The script involved narration (the chorus) as well as dialogue, all of which he delivered confidently. He added a clever prologue at the beginning, using flowers to represent characters in order to give their backgrounds and tell what’s transpired to now. It was a big plus, since it makes the story and motivations of the characters, especially Medea, much more understandable. I wish this were included in all productions. There was a bit of confusion as to how the princess died, a scene that opens Act II. She is usually felled by a poisoned robe, which also kills the father when he touches it trying to save her. The weapon here seems to have been a tiara that consumed her in flames, which burned the father to death as well. But then what was the robe all about? That needs work. The ending was unclear as well; none of us knew what exactly happened to Medea, and the dialogue veered on sentimental rather than tragic. (Medea: “Do you still love me?” Jason: “I don’t know…” Is he kidding?? After she murdered his sons?) I’ve never seen a production that makes Medea’s actions and thus her personality entirely believable, and this was no exception. But that’s really my own problem with Euripides – I guess I’m a bit slow. In any case, until that final part, the dialogue was quite fine, and the story never flagged.

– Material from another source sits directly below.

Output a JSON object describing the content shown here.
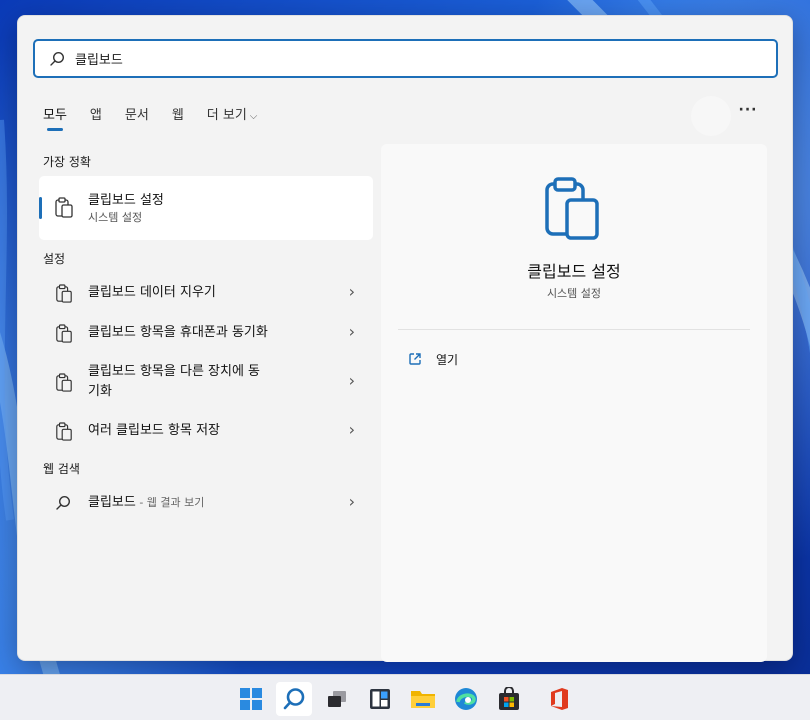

There were not many real costumes as such, but the cardboard representations worked just fine. Jo does need to jettison the bikini top he wears underneath his robe. I’m not sure what effect he’s aiming at, but it looks dumb. If he needs freedom of movement, he’d do better just to wear a tank top, which would be much less distracting.
All in all, a worthwhile production. I understand that the cardboard puppets are usually reserved for his kid’s shows, while his adult-oriented shows have more lifelike puppets. But I thought they worked quite well here. Taira’s next show is a puppet Hamlet – he’s ambitious if nothing else.